Mr Kuch said Adriana, his youngest child, was one of nine people in a blended family with his wife, Sarah. He and others said Adriana was a happy teenager who loved animals, spent time with a neighbour’s young triplets across the street and saved one of them from being killed. swimming pool.
Tips for parents to help their troubled teens
Are you worried about your teenager? If you’re worried that your teen is suffering from depression or suicidal thoughts, there are things you can do to help. Dr. Christine Moutier, Chief Medical Officer of the American Foundation for Suicide Prevention, suggests these steps:
“My daughter is strong,” he said. “She loved life. I can’t believe they broke it.
Most children who are bullied do not commit suicide. And experts say the factors that lead to suicide are complicated and often cannot be traced to a single cause.
But there is a strong correlation between bullying and suicidal thoughts as well as attempts, several studies have shown.

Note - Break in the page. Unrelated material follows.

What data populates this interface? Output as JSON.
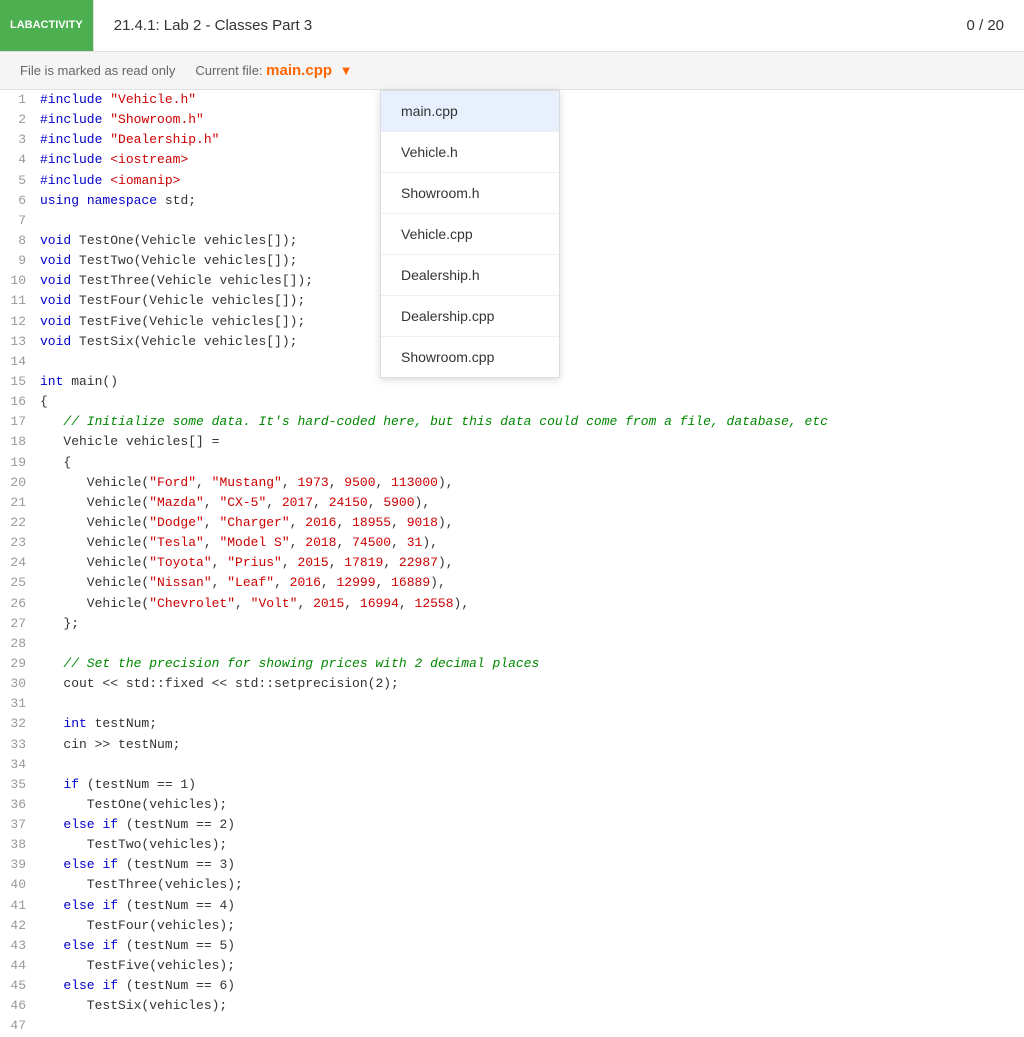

“Bullying is a violent act, and the person being bullied is a victim,” said Dr. Jeanne Craft, former president of the New Jersey chapter of the American Academy of Pediatrics. “Some children have the resilience to respond forcefully, and some need help. And if they don’t get help, it can have devastating consequences, including suicide.
A study published in 2022 found that teens who were cyberbullied were more than four times more likely to report suicidal thoughts and attempts than those who weren’t. When the researchers adjusted for other factors such as family conflict, racial discrimination, parental monitoring, and school support, the association between cyberbullying and suicidal behavior was not as strong, but still remained. significant.
“We need to help children process and share with others that they’re going through this experience,” said Michael A. Lindsey, dean of New York University’s Silver School of Social Work, which studies mental health. children and adolescents. “It can really make someone incredibly vulnerable to self-harm.”
According to new data released Monday by the Centers for Disease Control and Prevention, nearly three in five teenage girls experienced persistent sadness in 2021, double the rate for boys, and one in three girls seriously considered attempting suicide. Rates of sadness were the highest reported in a decade.